“The police wash their hands of a case after they hand it to the DA, who in turn washes his hands after handing it over to the courts—who then (don’t think about it) after handing it to corrections,” he said.
“But we’re all responsible when there’s an innocent man in jail—and especially when the real criminal is still out there.”
Dr. Leape, who addressed the conference on the first day, was not the only example that would-be system reformers could use as inspiration.
How Flying Became Safer
Christopher Hart, vice chair of the National Transportation Safety Board (NTSB), described how a systems approach to correcting aviation errors has led to a 65 percent decline in the rate of fatal air accidents between 1997-2007.
Called the Commercial Aviation Safety Team (CAST), it invites pilots, airline managers and even maintenance workers to discuss confidentially any problems they identify and pass it up the hierarchy for action.
“Everyone has to think out of their stovepipes, and think of the entire system, not just their part of it,” said Hart.
But fixing systems that go wrong in medicine and aviation is made easier by the fact that there are national regulatory bodies responsible for oversight that can mandate changes in each of those areas.
That’s not the case in America’s criminal justice system, which is actually a sprawling empire of generally autonomous county, city and state justice administrations.
Even getting defense attorneys and prosecutors in the same county to work together would represent a sea change.
Nevertheless, Miiwaukee DA John Chisholm, who won national attention for his partnership with county public defenders, believes his colleagues around the country are ready for it.
“This is a really exciting time,” he told the conference. “For the first time, the criminal justice system is opening up and saying we need a redesign.”
To some extent, innovators around the country have already begun to work out new practices aimed at detecting how and why errors occur—particularly in wrongful convictions.
Several DAs have established “Conviction Integrity Units” to look into evidence—sometimes years after the fact—of misconduct in their offices.
“It’s not just about winning or being tough on crime—it’s about what we can do to improve,” said Dallas County District Attorney Craig Watkins, who launched the first such unit in the country in 2007. .
EDITORS NOTE: For a closer look at Conviction Integrity Units, please see TCR’s March 27 story by Hella Winston, “Wrongful Convictions: Can Prosecutors Reform Themselves?”
Similarly, Jeff Adachi , who heads the San Francisco Public Defender’s Office, borrowed from medical error-correcting techniques to establish a “check list’ for each of his 92 attorneys to follow when they handle cases ranging from police misconduct to deportation.
“If you’re not doing this, you’re committing malpractice,” he said.
But a key hurdle to any reform –especially one aimed at changing a long-standing practice—is the ‘cultural’ resistance common to large organizations.
“Our central challenge has been translating policy (change) so that a cop on the beat understands and accepts it,” said Capt.
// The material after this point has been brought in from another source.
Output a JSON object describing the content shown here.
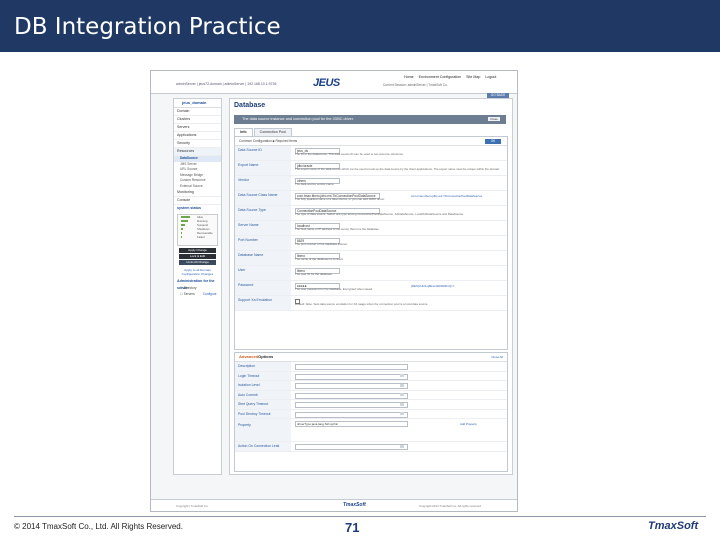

Francis Healy, legal advisor to Philadelphia Police Commissioner Charles Ramsey.
Philadelphia cops were only able to develop new protocols for interviewing witnesses—introduced this year—after intensive training, Healy said.
“All that has to happen is one sergeant rolls his eyes” in the midst of describing a new policy, and young officers pick up the idea they can ignore it with no retribution, Healy observed.
But he noted that the Philadelphia Police Department now collaborates with the Innocence Project—a partnership that would have been unthinkable five years ago.
Chisholm, whose office will participate in the Sentinel Events Initiative, believes that changing the adversarial approach that characterizes the system today is ultimately in the system’s self-interest.
A collaborative approach —in which prosecutors, police, public defenders, pretrial agencies and even public health services recognize they have common goals in ensuring that justice is applied fairly and equitably—can restore public faith and trust.
“Without that,” said Chisholm, “the system cannot work.”
Stephen Handelman is Executive Editor of The Crime Report. He welcomes comments from readers.